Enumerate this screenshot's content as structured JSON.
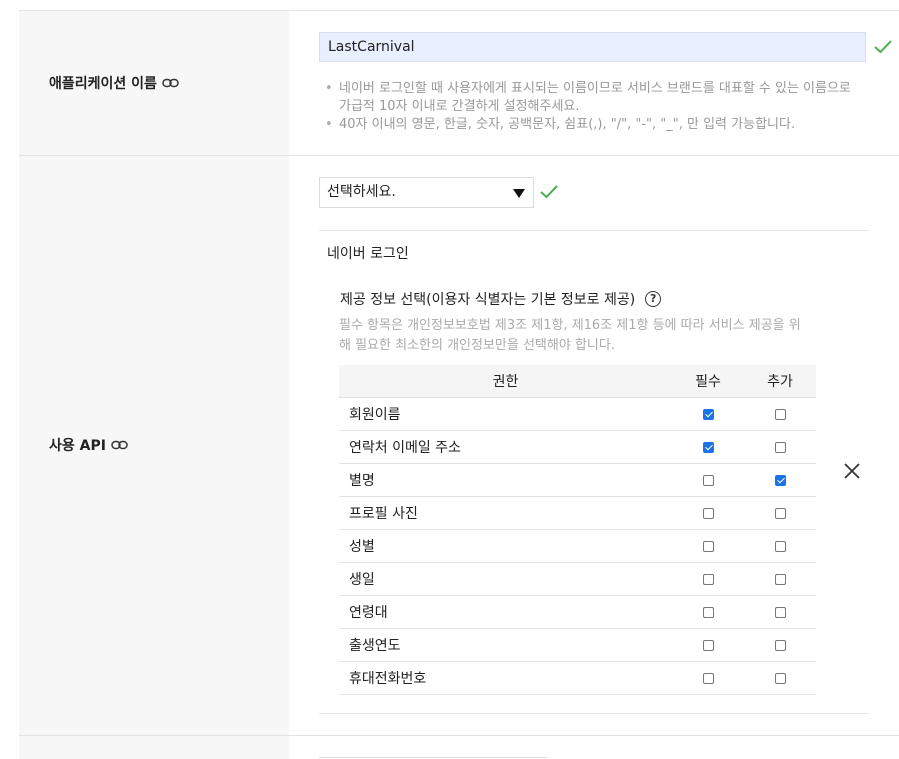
{
  "app_name_row": {
    "label": "애플리케이션 이름",
    "value": "LastCarnival",
    "notes": [
      "네이버 로그인할 때 사용자에게 표시되는 이름이므로 서비스 브랜드를 대표할 수 있는 이름으로 가급적 10자 이내로 간결하게 설정해주세요.",
      "40자 이내의 영문, 한글, 숫자, 공백문자, 쉼표(,), \"/\", \"-\", \"_\", 만 입력 가능합니다."
    ]
  },
  "api_row": {
    "label": "사용 API",
    "select_value": "선택하세요.",
    "api_name": "네이버 로그인",
    "info_title": "제공 정보 선택(이용자 식별자는 기본 정보로 제공)",
    "help_symbol": "?",
    "info_desc": "필수 항목은 개인정보보호법 제3조 제1항, 제16조 제1항 등에 따라 서비스 제공을 위해 필요한 최소한의 개인정보만을 선택해야 합니다.",
    "table": {
      "headers": [
        "권한",
        "필수",
        "추가"
      ],
      "rows": [
        {
          "name": "회원이름",
          "required": true,
          "additional": false
        },
        {
          "name": "연락처 이메일 주소",
          "required": true,
          "additional": false
        },
        {
          "name": "별명",
          "required": false,
          "additional": true
        },
        {
          "name": "프로필 사진",
          "required": false,
          "additional": false
        },
        {
          "name": "성별",
          "required": false,
          "additional": false
        },
        {
          "name": "생일",
          "required": false,
          "additional": false
        },
        {
          "name": "연령대",
          "required": false,
          "additional": false
        },
        {
          "name": "출생연도",
          "required": false,
          "additional": false
        },
        {
          "name": "휴대전화번호",
          "required": false,
          "additional": false
        }
      ]
    }
  },
  "icons": {
    "link": "link-icon",
    "valid": "check-icon",
    "remove": "close-icon",
    "help": "help-icon",
    "dropdown": "chevron-down-icon"
  },
  "colors": {
    "check_green": "#4caf50",
    "checkbox_blue": "#1a73e8",
    "input_bg": "#e8efff"
  }
}
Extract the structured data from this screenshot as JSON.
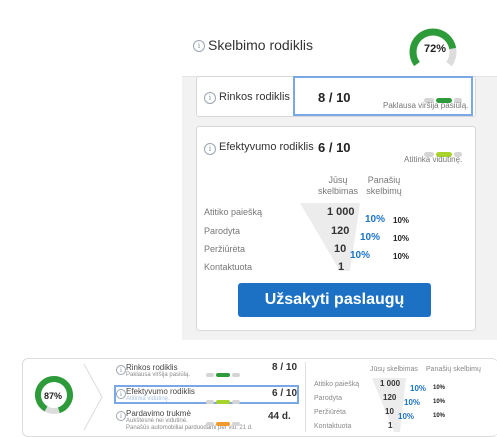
{
  "top": {
    "title": "Skelbimo rodiklis",
    "gauge_percent": "72%",
    "gauge_value": 0.72,
    "market": {
      "label": "Rinkos rodiklis",
      "score": "8 / 10",
      "note": "Paklausa viršija pasiūlą."
    },
    "efficiency": {
      "label": "Efektyvumo rodiklis",
      "score": "6 / 10",
      "note": "Atitinka vidutinę.",
      "col_yours": [
        "Jūsų",
        "skelbimas"
      ],
      "col_similar": [
        "Panašių",
        "skelbimų"
      ],
      "rows": [
        {
          "label": "Atitiko paiešką",
          "value": "1 000",
          "yours": "",
          "similar": ""
        },
        {
          "label": "Parodyta",
          "value": "120",
          "yours": "10%",
          "similar": "10%"
        },
        {
          "label": "Peržiūrėta",
          "value": "10",
          "yours": "10%",
          "similar": "10%"
        },
        {
          "label": "Kontaktuota",
          "value": "1",
          "yours": "10%",
          "similar": "10%"
        }
      ]
    },
    "order_button": "Užsakyti paslaugų"
  },
  "bottom": {
    "gauge_percent": "87%",
    "gauge_value": 0.87,
    "market": {
      "label": "Rinkos rodiklis",
      "score": "8 / 10",
      "note": "Paklausa viršija pasiūlą."
    },
    "efficiency": {
      "label": "Efektyvumo rodiklis",
      "score": "6 / 10",
      "note": "Atitinka vidutinę."
    },
    "sale": {
      "label": "Pardavimo trukmė",
      "value": "44 d.",
      "note1": "Aukštesnė nei vidutinė.",
      "note2": "Panašūs automobiliai parduodami per vid. 21 d."
    },
    "col_yours": "Jūsų skelbimas",
    "col_similar": "Panašių skelbimų",
    "rows": [
      {
        "label": "Atitiko paiešką",
        "value": "1 000",
        "yours": "10%",
        "similar": "10%"
      },
      {
        "label": "Parodyta",
        "value": "120",
        "yours": "10%",
        "similar": "10%"
      },
      {
        "label": "Peržiūrėta",
        "value": "10",
        "yours": "10%",
        "similar": "10%"
      },
      {
        "label": "Kontaktuota",
        "value": "1",
        "yours": "",
        "similar": ""
      }
    ]
  },
  "colors": {
    "accent_blue": "#1d71c5",
    "green": "#2e9b3b",
    "lime": "#a7d32a",
    "orange": "#f29a2e"
  }
}
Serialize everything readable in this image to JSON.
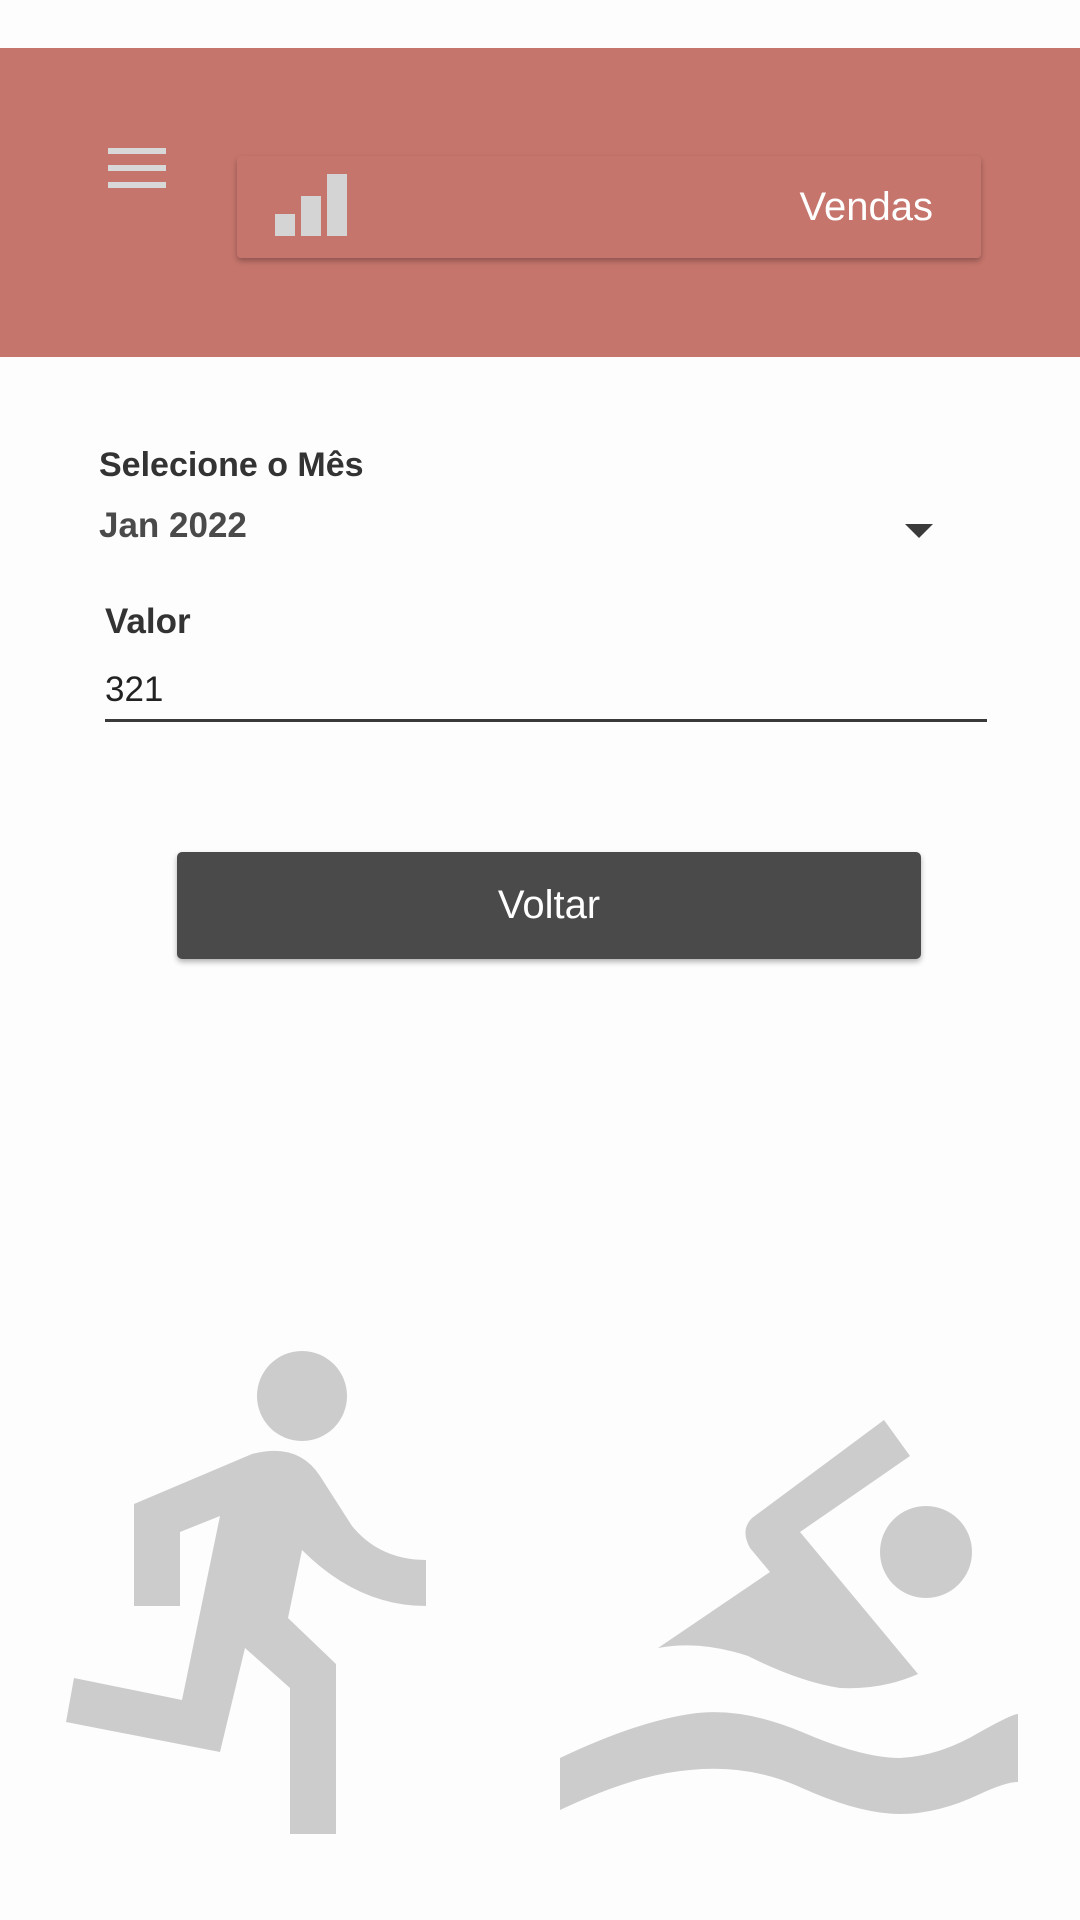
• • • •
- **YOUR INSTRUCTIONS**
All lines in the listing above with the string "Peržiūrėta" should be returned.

- **SOLUTION TO THE PROBLEM**
          "label": "Peržiūrėta",
        "label": "Peržiūrėta",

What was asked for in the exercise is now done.